Bad Writing

I’m reading an autobiographical book called, “Looking for Trouble,” by journalist and producer Leslie Cockburn.

She’s done a lot of really exciting stuff all over the scariest parts of the globe, and her story is fascinating. But God do I hate her writing.

It’s not that it’s flat, or dull, or without style. It’s that it’s really hard to understand what the hell she’s talking about. Like when a friend tells you a story, but leaves out a few key details, and you’re confused and tense because you WANT to understand, but can’t seem to.

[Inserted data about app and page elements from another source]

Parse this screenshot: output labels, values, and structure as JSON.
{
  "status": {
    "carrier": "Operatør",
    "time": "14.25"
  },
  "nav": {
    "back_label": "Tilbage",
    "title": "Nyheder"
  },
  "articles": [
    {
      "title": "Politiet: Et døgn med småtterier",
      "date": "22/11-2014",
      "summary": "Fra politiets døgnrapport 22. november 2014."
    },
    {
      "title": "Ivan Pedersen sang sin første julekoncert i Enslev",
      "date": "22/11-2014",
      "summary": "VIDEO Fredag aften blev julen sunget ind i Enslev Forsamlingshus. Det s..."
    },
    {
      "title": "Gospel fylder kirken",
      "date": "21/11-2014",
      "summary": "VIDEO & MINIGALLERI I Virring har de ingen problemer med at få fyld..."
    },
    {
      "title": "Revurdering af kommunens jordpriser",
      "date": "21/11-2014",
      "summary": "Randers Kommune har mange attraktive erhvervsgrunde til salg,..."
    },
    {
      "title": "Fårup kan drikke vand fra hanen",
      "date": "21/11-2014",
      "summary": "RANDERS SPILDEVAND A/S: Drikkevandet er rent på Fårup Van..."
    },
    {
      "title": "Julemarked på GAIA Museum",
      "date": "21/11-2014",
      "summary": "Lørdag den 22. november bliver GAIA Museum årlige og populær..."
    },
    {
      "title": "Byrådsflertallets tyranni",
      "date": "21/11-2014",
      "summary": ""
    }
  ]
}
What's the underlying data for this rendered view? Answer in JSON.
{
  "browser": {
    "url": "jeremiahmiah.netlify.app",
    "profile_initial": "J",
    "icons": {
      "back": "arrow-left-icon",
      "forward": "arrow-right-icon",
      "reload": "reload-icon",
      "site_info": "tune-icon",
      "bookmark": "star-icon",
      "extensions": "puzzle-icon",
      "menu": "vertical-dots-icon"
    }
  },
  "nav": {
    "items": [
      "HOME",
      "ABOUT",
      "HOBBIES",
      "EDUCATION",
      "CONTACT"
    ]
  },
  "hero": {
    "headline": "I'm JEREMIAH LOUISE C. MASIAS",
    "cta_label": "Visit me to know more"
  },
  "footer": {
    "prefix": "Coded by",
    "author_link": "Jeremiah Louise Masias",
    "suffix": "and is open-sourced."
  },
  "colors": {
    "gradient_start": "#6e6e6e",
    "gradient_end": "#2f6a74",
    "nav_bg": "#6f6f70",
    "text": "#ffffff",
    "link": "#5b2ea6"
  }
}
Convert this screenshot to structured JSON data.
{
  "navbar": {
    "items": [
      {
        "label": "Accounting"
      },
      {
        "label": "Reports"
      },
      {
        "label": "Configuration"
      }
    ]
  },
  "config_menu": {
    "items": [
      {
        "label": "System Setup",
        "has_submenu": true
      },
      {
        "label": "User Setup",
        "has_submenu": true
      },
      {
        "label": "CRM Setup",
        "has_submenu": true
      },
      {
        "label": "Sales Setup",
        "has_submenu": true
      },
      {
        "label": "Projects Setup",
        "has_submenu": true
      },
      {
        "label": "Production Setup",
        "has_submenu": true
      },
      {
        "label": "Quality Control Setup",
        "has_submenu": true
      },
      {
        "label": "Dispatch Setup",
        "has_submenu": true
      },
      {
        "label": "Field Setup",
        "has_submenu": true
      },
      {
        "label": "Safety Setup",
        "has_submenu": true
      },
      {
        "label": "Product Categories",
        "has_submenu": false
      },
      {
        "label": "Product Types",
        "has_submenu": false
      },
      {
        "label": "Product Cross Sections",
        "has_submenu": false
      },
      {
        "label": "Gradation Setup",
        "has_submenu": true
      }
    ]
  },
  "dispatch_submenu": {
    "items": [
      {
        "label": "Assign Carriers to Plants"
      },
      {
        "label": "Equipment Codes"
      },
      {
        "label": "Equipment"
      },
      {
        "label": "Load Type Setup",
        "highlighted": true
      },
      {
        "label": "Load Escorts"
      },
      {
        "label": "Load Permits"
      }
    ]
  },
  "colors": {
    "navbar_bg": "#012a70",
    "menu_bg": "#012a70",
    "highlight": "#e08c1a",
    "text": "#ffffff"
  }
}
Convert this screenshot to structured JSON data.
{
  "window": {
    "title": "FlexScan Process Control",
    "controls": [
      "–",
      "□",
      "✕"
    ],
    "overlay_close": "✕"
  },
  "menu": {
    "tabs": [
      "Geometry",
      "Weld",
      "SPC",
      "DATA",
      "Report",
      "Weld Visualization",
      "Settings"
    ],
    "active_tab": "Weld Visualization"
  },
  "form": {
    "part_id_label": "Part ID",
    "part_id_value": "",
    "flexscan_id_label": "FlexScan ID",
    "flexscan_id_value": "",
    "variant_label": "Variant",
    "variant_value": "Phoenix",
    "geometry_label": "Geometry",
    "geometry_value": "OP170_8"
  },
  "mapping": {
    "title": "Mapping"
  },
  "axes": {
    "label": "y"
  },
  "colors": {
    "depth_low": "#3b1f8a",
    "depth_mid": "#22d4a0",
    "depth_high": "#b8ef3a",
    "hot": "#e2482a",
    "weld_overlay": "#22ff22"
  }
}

She seems to want to have a way with words, and those words get dead in the way of the information she’s trying to get across. She mixes metaphors, yes, but she also uses metaphors when she shouldn’t. That is, the reality is new and hard to understand, but she throws in a few metaphors and parentheticals and I’m left wondering what happened.

A sample sentence. She and her crew have just arrived at the airport in Nicaragua. Here’s how she starts the paragraph describing the drive to the hotel:

“The night drive from Sandino Airport, named after a totemic guerrilla who fought the U.S. Marines, following the cold embrace of an airport security bureaucracy infatuated with forms (one slip of the pen and I was ordered to start again), was a revelation.”

Am I crazy, or is that some mind-bendingly bad writing?

She also has a habit, like lot of writers, of not ending a list with “and.” That is, she’ll say something like, “we jumped, ran, fell” instead of, “we jumped, ran, and fell.” I recognize this as a stylistic choice, and I can even get behind it for certain sentences (like jump ran fell) where the writer wants to make the events happen very quickly, one two three. But it annoys me in longer, complex sentences. I want my “and.”

But the stories are pretty cool.

No comments yet.

Leave a Reply

This site uses Akismet to reduce spam. Learn how your comment data is processed.

Subscribe without commenting

Powered by WordPress. Designed by Woo Themes